The first and primary strand of Brazil features a love story between Sam and Jill Layton (Kim Greist), who he meets when he is sent to sort out a case of mistaken identity that has led to the accidental death in captivity of an innocent man, Layton’s neighbor, Archibald Buttle. Much of the action in this strand follows Sam as he pursues the elusive Layton, but there is also a sub-plot that features Robert DeNiro as the plumber-terrorist Archibald Tuttle,[2] who assists Sam in his battle with the pedantic maintenance man Spoor (Bob Hoskins). The second and third narrative strands are both internal-subjective; that is, they both represent Sam’s dreams and fantasies from his perspective. The first of these follows the ongoing dream in which Sam stars as the super-hero-like-warrior who battles the forces of evil in order to free captives and rescue a beautiful maiden, and it follows a similar trajectory to the romance but in fragments that interrupt the main narrative. The second internal-subjective strand represents a delusional escape fantasy that takes place during Sam’s state-sponsored torture in “The Ministry of Information Retrieval,” which takes place near the end of the film. It presents his imaginary rescue by Tuttle and a band of armed terrorists. Since the shift that leads into this strand is unmarked, spectators assume that the events it depicts are taking place on the same level as previous events. However, there are instances of spatial, temporal and causal disruptions that ultimately point to its status as fantasy. These disruptions include the re-appearance of a building after its demolition, doorways that lead impossibly from one place to another, and the unexplained re-appearance of a character who has died in an earlier scene. These types of disruptions are eventually given an explanation when the sequence ends and the narration returns to Sam in the torture chamber at the Ministry of Information Retrieval. It is at this point that it becomes clear that there has been an ontological shift, and that Sam’s escape was fictional, a figment of his over-wrought imagination. Brazil is a complex film that employs a multiform narrative to tell the story of a character experiencing a psychological breakdown. It uses a combination of aesthetic and narrative techniques that include a multi-stranded narrative, ontological fragmentation, and subjective realist narration. As such, it is a clear example of the internal-subjective multiform cinema. In this brief analysis, I have sought to highlight some of the important features of multiform narrative as they will be explored in this paper.

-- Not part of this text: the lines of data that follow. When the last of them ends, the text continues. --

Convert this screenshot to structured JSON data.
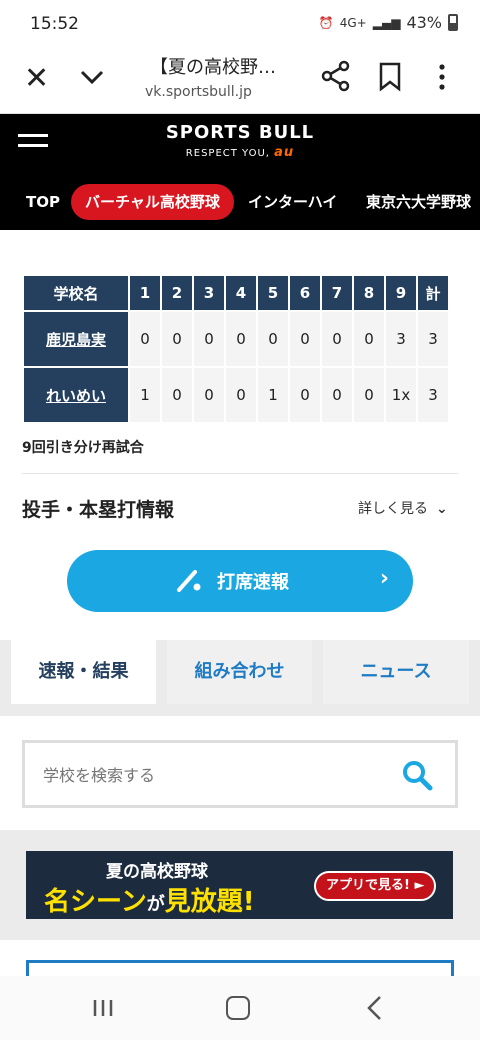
{
  "status_bar": {
    "time": "15:52",
    "network": "4G+",
    "battery": "43%"
  },
  "browser": {
    "page_title": "【夏の高校野…",
    "url": "vk.sportsbull.jp"
  },
  "site": {
    "logo_main": "SPORTS BULL",
    "logo_sub": "RESPECT YOU,",
    "logo_brand": "au",
    "nav": [
      {
        "label": "TOP"
      },
      {
        "label": "バーチャル高校野球"
      },
      {
        "label": "インターハイ"
      },
      {
        "label": "東京六大学野球"
      }
    ]
  },
  "scoreboard": {
    "header": [
      "学校名",
      "1",
      "2",
      "3",
      "4",
      "5",
      "6",
      "7",
      "8",
      "9",
      "計"
    ],
    "rows": [
      {
        "team": "鹿児島実",
        "scores": [
          "0",
          "0",
          "0",
          "0",
          "0",
          "0",
          "0",
          "0",
          "3",
          "3"
        ]
      },
      {
        "team": "れいめい",
        "scores": [
          "1",
          "0",
          "0",
          "0",
          "1",
          "0",
          "0",
          "0",
          "1x",
          "3"
        ]
      }
    ],
    "note": "9回引き分け再試合"
  },
  "pitch_section": {
    "title": "投手・本塁打情報",
    "detail_link": "詳しく見る"
  },
  "cta_button": {
    "label": "打席速報"
  },
  "tabs": [
    {
      "label": "速報・結果",
      "active": true
    },
    {
      "label": "組み合わせ",
      "active": false
    },
    {
      "label": "ニュース",
      "active": false
    }
  ],
  "search": {
    "placeholder": "学校を検索する"
  },
  "banner": {
    "line1": "夏の高校野球",
    "line2_prefix": "名シーン",
    "line2_mid": "が",
    "line2_suffix": "見放題!",
    "button": "アプリで見る! ►"
  },
  "colors": {
    "header_bg": "#000000",
    "active_nav": "#d8161f",
    "table_header": "#24405e",
    "cta": "#1aa7e2",
    "tab_text": "#1e7bc4"
  }
}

[1]According to Robert Adam, science fiction “requires a material, physical rationalization, rather than a supernatural or arbitrary one […] this grounding of Science Fiction in the material rather than the supernatural becomes one of its key features” (5). The idea of the supernatural will be discussed below in relation to Todorov’s distinction between the uncanny and the marvelous; however, I would contend that both The Thirteenth Floor and Dark City are clear examples of science fiction films.


[2] The mistaken arrest of Buttle is the result of a clerical error, and it is actually Tuttle the authorities are after.




Matthew Campora is a Lecturer at the Australian Film Television and Radio School and an Honorary Research Fellow at the Centre for Critical and Cultural Studies. He holds an MPhil in literary studies and a PhD in film studies from the University of Queensland.